- [EXERCISE DIRECTIONS]
Where "name" appears in a line of the entries below, that line should be copied.

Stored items
>>>>

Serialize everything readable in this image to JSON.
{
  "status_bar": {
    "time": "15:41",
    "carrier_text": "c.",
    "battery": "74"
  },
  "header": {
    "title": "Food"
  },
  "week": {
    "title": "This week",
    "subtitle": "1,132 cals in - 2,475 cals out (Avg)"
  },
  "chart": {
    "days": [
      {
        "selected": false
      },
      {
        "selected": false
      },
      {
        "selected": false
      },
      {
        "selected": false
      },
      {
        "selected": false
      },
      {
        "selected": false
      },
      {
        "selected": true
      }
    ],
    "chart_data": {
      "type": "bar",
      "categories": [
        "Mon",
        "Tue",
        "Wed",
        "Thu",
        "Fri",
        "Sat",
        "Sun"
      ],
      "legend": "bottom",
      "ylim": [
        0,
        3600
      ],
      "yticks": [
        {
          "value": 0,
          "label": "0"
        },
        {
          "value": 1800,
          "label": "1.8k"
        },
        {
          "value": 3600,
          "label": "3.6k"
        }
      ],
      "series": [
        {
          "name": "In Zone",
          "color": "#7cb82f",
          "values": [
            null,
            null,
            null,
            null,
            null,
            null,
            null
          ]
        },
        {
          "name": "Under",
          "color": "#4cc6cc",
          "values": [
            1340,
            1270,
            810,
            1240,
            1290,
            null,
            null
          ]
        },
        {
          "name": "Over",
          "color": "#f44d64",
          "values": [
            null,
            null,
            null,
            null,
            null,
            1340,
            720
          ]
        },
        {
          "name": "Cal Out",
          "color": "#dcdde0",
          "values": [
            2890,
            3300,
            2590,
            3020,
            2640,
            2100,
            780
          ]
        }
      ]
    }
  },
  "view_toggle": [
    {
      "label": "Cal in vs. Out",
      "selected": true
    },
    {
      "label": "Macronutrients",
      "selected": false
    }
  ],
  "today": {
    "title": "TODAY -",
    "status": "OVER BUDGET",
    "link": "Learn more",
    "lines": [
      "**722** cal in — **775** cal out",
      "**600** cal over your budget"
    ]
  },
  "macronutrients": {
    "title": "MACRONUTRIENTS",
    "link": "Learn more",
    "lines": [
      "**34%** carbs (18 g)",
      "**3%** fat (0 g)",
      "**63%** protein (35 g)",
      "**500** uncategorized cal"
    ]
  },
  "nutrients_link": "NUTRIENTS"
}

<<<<
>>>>

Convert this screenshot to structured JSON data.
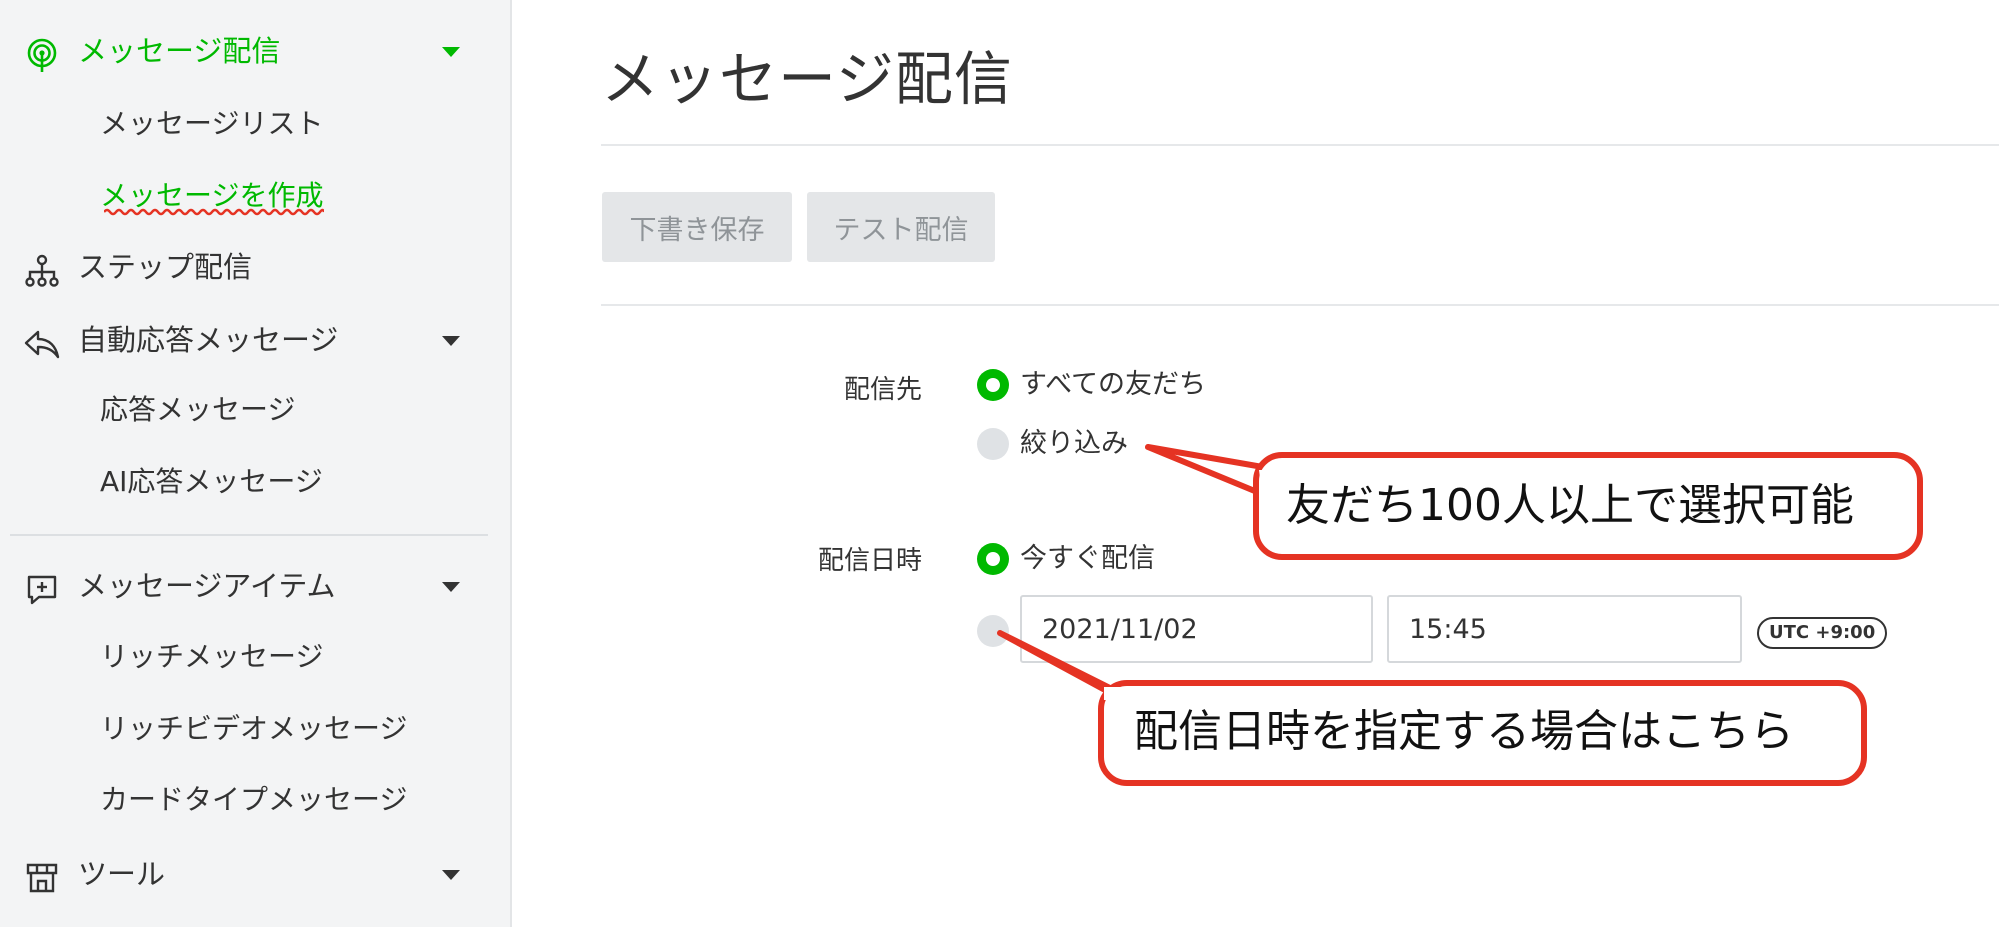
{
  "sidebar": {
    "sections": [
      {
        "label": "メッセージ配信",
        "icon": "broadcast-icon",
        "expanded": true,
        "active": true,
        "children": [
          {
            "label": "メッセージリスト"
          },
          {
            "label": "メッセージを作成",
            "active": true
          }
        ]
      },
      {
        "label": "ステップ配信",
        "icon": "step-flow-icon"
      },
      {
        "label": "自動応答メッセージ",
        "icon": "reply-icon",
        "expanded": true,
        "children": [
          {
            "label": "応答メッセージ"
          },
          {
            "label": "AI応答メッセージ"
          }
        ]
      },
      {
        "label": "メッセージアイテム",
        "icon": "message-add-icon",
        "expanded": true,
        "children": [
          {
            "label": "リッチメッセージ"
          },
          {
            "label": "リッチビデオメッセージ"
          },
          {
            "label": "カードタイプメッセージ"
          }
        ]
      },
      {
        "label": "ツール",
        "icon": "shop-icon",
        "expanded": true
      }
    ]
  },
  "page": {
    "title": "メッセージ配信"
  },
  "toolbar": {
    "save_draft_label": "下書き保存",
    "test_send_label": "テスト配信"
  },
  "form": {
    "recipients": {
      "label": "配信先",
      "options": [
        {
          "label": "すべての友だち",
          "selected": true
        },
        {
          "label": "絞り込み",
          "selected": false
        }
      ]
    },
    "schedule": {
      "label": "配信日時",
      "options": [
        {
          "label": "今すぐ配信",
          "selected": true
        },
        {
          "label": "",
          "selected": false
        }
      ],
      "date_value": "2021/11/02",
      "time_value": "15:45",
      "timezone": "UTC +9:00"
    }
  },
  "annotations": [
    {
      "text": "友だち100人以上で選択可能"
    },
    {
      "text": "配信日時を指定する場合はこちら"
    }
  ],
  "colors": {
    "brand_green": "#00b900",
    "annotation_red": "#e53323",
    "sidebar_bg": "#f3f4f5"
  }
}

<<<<

- [ANSWER SECTION]
          "name": "In Zone",
          "name": "Under",
          "name": "Over",
          "name": "Cal Out",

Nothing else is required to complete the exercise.